[ABOUT THIS TASK] In the records that follow, find each line containing "Phase" and copy it.

----- DATA FOR ANALYSIS

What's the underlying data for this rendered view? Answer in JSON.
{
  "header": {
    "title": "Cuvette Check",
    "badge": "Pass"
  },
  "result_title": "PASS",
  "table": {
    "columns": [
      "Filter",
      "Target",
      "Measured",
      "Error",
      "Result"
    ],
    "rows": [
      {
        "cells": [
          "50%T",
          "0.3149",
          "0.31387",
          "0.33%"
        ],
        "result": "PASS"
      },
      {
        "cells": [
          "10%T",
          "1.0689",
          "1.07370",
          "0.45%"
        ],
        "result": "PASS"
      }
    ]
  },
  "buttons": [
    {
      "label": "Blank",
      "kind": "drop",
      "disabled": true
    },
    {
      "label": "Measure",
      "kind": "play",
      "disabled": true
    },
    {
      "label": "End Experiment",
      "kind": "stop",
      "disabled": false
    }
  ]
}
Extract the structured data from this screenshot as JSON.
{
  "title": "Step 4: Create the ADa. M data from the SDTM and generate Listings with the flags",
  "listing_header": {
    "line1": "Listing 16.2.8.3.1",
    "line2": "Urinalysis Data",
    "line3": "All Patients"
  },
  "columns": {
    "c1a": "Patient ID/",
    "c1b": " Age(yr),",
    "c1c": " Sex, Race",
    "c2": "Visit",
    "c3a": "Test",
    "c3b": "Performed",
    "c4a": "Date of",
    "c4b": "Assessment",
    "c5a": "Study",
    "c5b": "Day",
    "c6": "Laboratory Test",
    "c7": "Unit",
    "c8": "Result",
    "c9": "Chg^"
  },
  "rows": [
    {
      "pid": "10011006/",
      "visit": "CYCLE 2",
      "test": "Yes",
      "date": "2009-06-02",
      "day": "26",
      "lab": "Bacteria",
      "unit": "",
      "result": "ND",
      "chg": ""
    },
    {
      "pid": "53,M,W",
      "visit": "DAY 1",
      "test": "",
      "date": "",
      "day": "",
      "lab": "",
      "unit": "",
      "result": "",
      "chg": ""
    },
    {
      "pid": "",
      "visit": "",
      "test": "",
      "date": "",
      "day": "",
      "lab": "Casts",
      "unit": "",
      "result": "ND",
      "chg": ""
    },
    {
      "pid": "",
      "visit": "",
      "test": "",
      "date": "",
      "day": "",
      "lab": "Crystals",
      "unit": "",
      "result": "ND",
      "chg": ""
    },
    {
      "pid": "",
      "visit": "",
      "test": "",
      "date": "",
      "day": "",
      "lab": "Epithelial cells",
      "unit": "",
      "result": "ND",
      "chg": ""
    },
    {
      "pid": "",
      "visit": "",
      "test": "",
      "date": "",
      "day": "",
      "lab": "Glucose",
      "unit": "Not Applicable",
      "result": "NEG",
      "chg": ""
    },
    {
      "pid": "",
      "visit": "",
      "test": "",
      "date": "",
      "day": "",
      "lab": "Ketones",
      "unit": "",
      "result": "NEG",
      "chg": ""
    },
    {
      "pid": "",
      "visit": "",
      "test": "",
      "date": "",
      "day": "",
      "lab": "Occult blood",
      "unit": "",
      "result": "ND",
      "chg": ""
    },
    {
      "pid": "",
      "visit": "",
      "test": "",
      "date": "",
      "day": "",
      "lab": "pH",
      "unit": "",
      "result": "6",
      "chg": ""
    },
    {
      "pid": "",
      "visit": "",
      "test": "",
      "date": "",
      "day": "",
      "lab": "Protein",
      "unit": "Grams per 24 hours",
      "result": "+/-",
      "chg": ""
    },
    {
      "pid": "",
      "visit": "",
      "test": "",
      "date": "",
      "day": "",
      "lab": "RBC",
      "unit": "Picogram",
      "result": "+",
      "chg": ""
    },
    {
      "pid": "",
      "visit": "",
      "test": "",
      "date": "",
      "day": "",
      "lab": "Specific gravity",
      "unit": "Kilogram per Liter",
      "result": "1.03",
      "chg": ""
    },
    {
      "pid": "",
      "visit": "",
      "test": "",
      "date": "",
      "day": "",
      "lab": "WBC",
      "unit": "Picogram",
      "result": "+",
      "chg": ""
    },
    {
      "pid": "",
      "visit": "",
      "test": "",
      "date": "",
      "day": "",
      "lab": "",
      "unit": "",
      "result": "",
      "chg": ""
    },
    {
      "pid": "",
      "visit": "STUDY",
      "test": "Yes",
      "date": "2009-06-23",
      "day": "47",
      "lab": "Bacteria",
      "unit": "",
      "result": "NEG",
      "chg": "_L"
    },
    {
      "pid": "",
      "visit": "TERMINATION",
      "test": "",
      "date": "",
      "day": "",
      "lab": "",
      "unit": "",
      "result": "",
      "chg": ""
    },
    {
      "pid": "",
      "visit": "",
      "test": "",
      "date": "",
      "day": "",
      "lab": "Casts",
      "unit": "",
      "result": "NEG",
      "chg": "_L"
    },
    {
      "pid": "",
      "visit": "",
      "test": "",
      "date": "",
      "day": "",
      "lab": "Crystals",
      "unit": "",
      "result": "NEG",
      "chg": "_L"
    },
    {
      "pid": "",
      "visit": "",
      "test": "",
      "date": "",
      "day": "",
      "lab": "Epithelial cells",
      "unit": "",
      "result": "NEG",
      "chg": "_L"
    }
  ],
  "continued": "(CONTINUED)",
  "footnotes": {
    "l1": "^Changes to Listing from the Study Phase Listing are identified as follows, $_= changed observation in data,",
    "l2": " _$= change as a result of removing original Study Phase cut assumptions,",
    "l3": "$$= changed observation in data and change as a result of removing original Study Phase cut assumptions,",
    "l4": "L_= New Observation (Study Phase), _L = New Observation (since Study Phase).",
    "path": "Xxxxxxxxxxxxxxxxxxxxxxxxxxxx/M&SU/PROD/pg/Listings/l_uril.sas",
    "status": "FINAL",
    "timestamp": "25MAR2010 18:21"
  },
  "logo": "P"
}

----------

[ANSWER TO THIS TASK]
    "l1": "^Changes to Listing from the Study Phase Listing are identified as follows, $_= changed observation in data,",
    "l2": " _$= change as a result of removing original Study Phase cut assumptions,",
    "l3": "$$= changed observation in data and change as a result of removing original Study Phase cut assumptions,",
    "l4": "L_= New Observation (Study Phase), _L = New Observation (since Study Phase).",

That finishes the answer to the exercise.